- **The records**
────────

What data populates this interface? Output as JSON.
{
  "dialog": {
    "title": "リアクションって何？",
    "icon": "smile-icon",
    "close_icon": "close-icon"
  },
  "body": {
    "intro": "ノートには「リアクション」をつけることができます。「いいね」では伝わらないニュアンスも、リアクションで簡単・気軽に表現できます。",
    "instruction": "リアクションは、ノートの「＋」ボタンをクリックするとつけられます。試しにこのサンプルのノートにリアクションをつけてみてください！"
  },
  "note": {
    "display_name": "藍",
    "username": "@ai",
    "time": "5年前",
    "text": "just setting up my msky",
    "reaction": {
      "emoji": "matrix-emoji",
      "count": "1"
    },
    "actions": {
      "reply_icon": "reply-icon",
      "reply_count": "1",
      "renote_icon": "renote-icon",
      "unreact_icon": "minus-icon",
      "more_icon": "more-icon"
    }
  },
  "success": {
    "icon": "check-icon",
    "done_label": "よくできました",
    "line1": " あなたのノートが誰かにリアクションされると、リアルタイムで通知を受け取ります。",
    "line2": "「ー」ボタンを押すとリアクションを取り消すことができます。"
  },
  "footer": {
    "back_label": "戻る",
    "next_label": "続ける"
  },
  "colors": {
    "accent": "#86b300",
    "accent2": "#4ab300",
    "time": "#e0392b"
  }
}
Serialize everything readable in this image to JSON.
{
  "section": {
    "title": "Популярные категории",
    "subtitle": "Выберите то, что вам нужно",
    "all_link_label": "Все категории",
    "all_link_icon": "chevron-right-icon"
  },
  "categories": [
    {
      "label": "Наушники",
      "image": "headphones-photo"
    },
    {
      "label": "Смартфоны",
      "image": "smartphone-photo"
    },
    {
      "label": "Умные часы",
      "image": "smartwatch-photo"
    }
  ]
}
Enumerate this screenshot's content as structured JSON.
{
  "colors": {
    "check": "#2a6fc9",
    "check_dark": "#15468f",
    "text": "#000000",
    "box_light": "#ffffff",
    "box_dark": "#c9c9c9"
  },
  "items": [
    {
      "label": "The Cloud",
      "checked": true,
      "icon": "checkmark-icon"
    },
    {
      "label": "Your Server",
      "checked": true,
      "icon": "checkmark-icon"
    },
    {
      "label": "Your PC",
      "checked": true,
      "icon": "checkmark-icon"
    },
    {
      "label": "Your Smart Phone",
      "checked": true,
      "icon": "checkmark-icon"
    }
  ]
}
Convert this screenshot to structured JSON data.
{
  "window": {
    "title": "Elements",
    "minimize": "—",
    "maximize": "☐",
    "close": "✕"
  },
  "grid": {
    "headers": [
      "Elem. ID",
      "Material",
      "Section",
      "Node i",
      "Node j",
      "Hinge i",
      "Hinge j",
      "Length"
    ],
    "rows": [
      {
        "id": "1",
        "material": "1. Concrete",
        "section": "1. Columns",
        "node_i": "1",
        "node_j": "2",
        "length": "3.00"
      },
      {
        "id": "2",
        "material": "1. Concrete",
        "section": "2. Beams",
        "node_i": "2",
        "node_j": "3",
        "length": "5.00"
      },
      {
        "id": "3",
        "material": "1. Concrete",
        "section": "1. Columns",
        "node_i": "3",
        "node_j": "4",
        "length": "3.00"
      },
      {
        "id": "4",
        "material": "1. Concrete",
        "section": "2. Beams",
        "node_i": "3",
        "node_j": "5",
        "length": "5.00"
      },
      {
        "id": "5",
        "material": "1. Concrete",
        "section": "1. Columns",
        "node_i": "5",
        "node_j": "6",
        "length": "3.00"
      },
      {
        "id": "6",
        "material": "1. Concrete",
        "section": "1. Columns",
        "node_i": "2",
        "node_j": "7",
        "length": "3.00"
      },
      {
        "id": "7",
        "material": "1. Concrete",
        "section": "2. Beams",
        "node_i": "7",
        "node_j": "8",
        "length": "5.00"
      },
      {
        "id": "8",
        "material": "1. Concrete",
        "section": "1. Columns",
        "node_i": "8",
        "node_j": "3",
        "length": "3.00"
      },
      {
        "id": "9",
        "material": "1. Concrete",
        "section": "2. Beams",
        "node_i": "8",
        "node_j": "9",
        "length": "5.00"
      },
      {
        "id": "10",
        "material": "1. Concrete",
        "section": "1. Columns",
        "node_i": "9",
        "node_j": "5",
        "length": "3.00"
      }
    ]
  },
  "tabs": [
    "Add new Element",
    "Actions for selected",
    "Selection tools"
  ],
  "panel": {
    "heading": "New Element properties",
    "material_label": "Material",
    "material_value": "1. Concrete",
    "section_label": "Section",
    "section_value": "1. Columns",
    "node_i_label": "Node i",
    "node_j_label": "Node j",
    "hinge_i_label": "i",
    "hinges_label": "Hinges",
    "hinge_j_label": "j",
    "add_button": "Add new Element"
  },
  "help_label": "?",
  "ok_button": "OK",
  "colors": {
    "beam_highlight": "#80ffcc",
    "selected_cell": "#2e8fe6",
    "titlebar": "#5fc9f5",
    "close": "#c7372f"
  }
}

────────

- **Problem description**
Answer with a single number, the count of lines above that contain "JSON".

- **Response to this exercise**
4